**Extracted data:**
* * * * *
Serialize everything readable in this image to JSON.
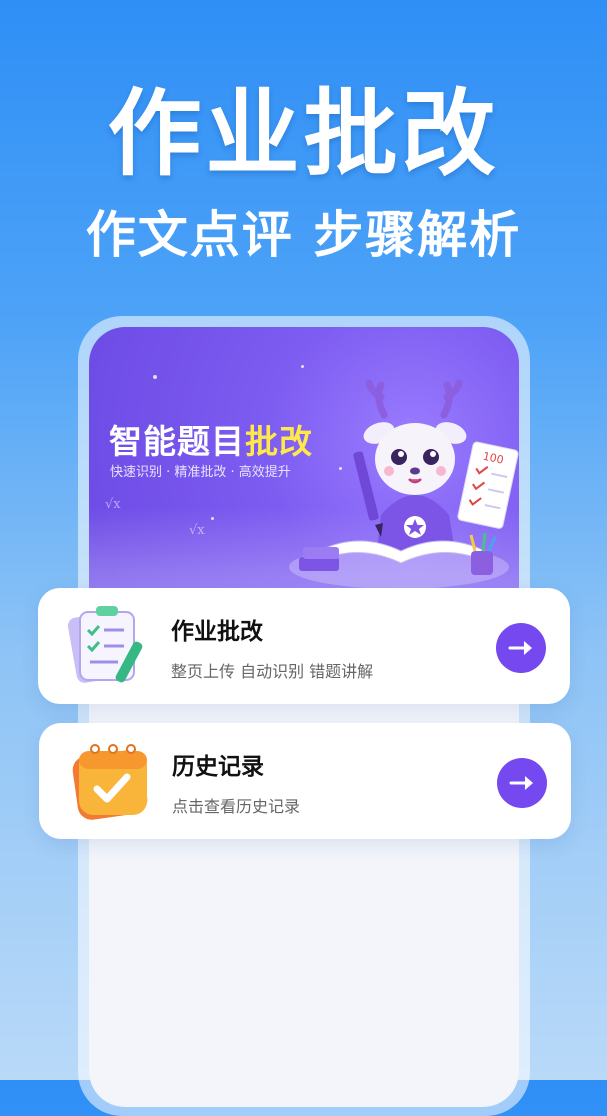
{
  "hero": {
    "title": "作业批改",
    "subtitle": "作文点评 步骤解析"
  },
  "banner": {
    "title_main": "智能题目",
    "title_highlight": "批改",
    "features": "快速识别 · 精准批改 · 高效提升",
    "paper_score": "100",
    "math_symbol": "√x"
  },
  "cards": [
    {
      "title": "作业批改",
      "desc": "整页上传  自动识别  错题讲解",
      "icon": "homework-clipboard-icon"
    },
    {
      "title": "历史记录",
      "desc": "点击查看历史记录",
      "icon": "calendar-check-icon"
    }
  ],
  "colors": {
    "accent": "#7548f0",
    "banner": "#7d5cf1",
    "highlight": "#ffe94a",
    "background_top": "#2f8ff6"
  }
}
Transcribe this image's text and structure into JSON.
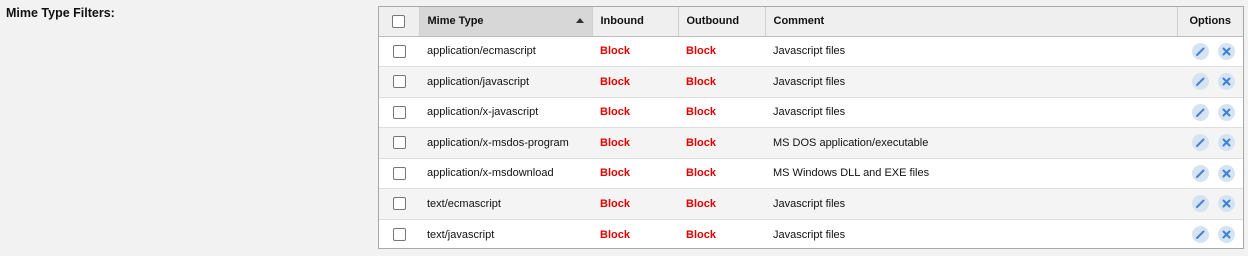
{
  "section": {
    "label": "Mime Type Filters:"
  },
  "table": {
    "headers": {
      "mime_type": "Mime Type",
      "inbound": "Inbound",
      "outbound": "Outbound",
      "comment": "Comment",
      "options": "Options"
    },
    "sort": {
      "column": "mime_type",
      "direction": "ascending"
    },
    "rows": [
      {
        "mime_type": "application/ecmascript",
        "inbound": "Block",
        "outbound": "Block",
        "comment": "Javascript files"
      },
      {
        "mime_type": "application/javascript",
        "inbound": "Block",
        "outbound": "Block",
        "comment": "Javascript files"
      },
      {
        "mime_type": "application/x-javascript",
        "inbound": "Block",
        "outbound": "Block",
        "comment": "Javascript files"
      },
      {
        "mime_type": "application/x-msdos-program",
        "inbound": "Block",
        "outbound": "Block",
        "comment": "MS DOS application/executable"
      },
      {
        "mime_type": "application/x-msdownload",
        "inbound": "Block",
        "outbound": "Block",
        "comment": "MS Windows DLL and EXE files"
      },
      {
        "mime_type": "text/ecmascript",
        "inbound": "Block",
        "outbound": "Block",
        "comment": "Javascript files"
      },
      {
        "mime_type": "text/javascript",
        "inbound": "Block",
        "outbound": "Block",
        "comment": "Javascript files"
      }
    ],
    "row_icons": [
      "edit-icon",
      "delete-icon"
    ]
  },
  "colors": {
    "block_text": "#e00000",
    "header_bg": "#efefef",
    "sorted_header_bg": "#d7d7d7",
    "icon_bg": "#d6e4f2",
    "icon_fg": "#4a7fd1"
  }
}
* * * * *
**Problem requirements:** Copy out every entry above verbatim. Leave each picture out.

**Task response:**
Serialize everything readable in this image to JSON.
{
  "hero": {
    "title": "作业批改",
    "subtitle": "作文点评 步骤解析"
  },
  "banner": {
    "title_main": "智能题目",
    "title_highlight": "批改",
    "features": "快速识别 · 精准批改 · 高效提升",
    "paper_score": "100",
    "math_symbol": "√x"
  },
  "cards": [
    {
      "title": "作业批改",
      "desc": "整页上传  自动识别  错题讲解",
      "icon": "homework-clipboard-icon"
    },
    {
      "title": "历史记录",
      "desc": "点击查看历史记录",
      "icon": "calendar-check-icon"
    }
  ],
  "colors": {
    "accent": "#7548f0",
    "banner": "#7d5cf1",
    "highlight": "#ffe94a",
    "background_top": "#2f8ff6"
  }
}
Transcribe this image's text and structure into JSON.
{
  "section": {
    "label": "Mime Type Filters:"
  },
  "table": {
    "headers": {
      "mime_type": "Mime Type",
      "inbound": "Inbound",
      "outbound": "Outbound",
      "comment": "Comment",
      "options": "Options"
    },
    "sort": {
      "column": "mime_type",
      "direction": "ascending"
    },
    "rows": [
      {
        "mime_type": "application/ecmascript",
        "inbound": "Block",
        "outbound": "Block",
        "comment": "Javascript files"
      },
      {
        "mime_type": "application/javascript",
        "inbound": "Block",
        "outbound": "Block",
        "comment": "Javascript files"
      },
      {
        "mime_type": "application/x-javascript",
        "inbound": "Block",
        "outbound": "Block",
        "comment": "Javascript files"
      },
      {
        "mime_type": "application/x-msdos-program",
        "inbound": "Block",
        "outbound": "Block",
        "comment": "MS DOS application/executable"
      },
      {
        "mime_type": "application/x-msdownload",
        "inbound": "Block",
        "outbound": "Block",
        "comment": "MS Windows DLL and EXE files"
      },
      {
        "mime_type": "text/ecmascript",
        "inbound": "Block",
        "outbound": "Block",
        "comment": "Javascript files"
      },
      {
        "mime_type": "text/javascript",
        "inbound": "Block",
        "outbound": "Block",
        "comment": "Javascript files"
      }
    ],
    "row_icons": [
      "edit-icon",
      "delete-icon"
    ]
  },
  "colors": {
    "block_text": "#e00000",
    "header_bg": "#efefef",
    "sorted_header_bg": "#d7d7d7",
    "icon_bg": "#d6e4f2",
    "icon_fg": "#4a7fd1"
  }
}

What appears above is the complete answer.